Synonyms for editorial

an article giving opinions or perspectives

References in classic literature ?
Such trifles do escape the editorial mind, it is said.
They were at once ascribed to Poe, and in order to satisfy questioners, an editorial paragraph subsequently appeared saying they were by "A.
That was what the old woman represented--esoteric knowledge; and this was the idea with which my editorial heart used to thrill.
And be ready to get the toe-end of the editorial boot in return," said Lord John.
A little encouragement, the slightest softening of the editorial austerity and the thing would have been done.
The papers in all parts of the United States published the address in full, and for months afterward there were complimentary editorial references to it.
He tried to find some editorial work on the paper which had printed his reports, but every place was full, and it was hopeless to dream of getting a proprietary interest in it.
She could do good, if not noble, work as a teacher; and the success her little sketches were beginning to meet with in certain editorial sanctums augured well for her budding literary dreams.
A RICH Man wanted to tell a certain lie, but the lie was of such monstrous size that it stuck in his throat; so he employed an Editor to write it out and publish it in his paper as an editorial.
SOME White Christians engaged in driving Chinese Heathens out of an American town found a newspaper published in Peking in the Chinese tongue, and compelled one of their victims to translate an editorial.
I wore my summer suit pretty well through that winter, and the following summer experienced the longest, dryest spell of all, in the period when salaried men are gone on vacation and manuscripts lie in editorial offices until vacation is over.
Since you are not yet case-hardened, tell me what you think right now about the general editorial policy.
Of course this is allegorical, and Teufelsdrockh is really Carlyle, who, sheltering himself under the disguise, and accepting only editorial responsibility, is enabled to narrate his own spiritual struggles and to enunciate his deepest convictions, sometimes, when they are likely to offend his readers, with a pretense of disapproval.
But now, France must know--the whole world must know, that, on the very evening on which Monsieur Darzac was arrested, young Rouletabille entered our editorial office and informed us that he was about to go away on a journey.

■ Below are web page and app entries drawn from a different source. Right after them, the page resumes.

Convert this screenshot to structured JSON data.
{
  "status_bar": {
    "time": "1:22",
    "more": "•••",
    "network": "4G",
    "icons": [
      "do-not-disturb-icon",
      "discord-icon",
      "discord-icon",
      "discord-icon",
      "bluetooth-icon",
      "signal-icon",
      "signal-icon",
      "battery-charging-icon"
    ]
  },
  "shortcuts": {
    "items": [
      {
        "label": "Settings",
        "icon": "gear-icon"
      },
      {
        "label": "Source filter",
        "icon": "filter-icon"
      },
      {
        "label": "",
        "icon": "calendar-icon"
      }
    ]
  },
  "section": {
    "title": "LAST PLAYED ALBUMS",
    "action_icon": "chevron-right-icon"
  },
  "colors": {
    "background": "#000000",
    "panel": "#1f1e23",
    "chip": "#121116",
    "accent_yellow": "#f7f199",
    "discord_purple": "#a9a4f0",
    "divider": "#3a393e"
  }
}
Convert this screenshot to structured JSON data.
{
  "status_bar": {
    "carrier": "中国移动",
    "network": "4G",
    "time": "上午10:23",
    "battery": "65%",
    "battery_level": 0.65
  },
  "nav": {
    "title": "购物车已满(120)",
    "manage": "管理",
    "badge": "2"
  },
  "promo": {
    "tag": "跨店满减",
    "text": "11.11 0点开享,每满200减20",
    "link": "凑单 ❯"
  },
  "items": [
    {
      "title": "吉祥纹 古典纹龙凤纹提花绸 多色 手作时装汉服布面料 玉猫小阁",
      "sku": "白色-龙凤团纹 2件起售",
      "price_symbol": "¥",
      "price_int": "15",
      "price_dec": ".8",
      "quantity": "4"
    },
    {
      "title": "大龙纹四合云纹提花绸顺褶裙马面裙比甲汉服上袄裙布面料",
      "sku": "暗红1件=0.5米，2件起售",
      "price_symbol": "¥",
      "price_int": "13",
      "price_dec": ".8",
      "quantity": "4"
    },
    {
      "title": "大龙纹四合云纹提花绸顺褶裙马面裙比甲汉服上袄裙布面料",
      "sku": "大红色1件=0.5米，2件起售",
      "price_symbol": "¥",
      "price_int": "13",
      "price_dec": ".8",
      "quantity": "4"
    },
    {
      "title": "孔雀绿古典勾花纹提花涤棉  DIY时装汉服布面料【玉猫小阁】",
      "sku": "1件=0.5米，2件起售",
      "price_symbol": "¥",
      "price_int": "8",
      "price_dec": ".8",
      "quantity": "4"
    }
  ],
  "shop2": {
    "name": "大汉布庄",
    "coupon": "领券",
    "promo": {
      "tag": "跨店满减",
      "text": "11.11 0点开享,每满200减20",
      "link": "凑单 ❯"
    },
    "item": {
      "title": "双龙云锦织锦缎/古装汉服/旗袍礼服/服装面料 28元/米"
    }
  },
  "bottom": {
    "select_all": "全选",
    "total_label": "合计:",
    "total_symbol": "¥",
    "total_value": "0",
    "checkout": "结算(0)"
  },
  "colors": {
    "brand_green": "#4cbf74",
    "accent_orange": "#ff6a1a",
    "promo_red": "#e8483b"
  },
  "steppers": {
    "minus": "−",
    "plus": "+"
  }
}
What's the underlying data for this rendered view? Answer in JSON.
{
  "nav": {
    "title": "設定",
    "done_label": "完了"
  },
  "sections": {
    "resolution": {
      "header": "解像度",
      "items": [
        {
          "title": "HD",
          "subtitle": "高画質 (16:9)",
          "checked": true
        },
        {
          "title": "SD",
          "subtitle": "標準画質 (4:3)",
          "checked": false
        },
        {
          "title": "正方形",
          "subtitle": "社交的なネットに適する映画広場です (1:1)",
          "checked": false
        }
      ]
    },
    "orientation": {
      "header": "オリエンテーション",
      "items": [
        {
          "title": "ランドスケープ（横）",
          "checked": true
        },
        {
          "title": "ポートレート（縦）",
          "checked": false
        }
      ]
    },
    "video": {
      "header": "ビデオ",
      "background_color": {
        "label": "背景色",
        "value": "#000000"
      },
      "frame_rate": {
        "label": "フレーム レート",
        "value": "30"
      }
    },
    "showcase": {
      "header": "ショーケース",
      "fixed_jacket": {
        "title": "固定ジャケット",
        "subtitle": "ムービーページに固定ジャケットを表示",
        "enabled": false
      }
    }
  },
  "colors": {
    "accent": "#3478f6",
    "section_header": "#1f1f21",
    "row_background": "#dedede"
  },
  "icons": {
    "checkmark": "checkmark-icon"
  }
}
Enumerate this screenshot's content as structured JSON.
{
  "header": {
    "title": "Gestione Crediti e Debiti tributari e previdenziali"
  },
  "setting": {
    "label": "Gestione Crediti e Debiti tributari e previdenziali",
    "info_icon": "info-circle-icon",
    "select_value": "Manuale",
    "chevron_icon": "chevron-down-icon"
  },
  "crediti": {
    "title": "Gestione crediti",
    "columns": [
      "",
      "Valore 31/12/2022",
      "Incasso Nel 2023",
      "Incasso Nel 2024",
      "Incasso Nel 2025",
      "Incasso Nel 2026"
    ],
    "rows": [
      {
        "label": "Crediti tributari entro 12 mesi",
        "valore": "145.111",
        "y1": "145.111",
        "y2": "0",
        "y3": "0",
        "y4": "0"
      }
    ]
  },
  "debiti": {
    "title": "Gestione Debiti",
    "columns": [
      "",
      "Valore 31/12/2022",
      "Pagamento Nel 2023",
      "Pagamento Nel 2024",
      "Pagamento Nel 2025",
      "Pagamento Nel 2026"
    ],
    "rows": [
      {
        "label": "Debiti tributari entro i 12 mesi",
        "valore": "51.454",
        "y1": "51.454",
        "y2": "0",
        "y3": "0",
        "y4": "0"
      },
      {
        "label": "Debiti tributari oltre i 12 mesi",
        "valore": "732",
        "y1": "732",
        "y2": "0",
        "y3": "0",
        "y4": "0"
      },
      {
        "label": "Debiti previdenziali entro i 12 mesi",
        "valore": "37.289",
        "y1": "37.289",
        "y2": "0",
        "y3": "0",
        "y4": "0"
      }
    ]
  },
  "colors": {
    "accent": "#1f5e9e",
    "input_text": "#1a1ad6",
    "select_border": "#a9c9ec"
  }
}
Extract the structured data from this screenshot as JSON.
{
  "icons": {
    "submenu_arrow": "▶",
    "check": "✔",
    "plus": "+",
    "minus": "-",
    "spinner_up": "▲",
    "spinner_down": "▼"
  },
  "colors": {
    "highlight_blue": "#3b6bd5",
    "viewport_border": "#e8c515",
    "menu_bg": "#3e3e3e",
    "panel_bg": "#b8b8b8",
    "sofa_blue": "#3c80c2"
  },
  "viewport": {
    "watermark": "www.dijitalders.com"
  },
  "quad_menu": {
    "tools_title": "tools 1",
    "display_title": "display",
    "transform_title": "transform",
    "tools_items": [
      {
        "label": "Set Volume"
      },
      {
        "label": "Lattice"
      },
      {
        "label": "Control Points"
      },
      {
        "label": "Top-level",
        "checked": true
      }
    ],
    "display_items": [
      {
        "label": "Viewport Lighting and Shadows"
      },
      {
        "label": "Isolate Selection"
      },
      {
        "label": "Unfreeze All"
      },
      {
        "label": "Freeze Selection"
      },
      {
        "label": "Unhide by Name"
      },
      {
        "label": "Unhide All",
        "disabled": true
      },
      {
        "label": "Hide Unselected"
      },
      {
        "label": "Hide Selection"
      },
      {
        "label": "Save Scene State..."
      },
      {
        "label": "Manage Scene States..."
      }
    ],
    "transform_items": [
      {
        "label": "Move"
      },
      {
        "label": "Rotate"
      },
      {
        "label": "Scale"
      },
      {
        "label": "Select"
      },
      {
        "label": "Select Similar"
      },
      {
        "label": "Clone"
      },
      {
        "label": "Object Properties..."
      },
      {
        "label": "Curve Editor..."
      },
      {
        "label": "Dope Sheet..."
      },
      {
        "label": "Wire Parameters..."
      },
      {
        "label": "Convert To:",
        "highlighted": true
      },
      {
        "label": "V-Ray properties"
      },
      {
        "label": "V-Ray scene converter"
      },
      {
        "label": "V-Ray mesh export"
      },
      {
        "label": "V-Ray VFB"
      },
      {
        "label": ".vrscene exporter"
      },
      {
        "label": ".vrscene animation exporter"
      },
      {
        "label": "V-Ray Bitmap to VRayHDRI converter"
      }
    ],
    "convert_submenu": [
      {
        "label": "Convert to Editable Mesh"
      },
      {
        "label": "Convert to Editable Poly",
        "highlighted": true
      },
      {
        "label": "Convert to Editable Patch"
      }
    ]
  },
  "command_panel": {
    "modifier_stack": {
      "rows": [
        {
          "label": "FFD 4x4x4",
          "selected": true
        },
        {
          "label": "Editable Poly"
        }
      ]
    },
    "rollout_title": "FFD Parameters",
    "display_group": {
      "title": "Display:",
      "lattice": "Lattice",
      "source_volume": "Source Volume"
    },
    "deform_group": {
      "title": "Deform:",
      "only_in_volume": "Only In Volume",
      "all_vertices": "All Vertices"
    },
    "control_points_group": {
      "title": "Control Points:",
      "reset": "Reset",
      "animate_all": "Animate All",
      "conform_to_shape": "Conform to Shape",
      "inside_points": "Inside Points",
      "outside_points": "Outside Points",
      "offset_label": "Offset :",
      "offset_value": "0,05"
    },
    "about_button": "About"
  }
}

We are merely endeavouring to discharge, in an upright manner, the responsible duties of our editorial functions; and whatever ambition we might have felt under other circumstances to lay claim to the authorship of these adventures, a regard for truth forbids us to do more than claim the merit of their judicious arrangement and impartial narration.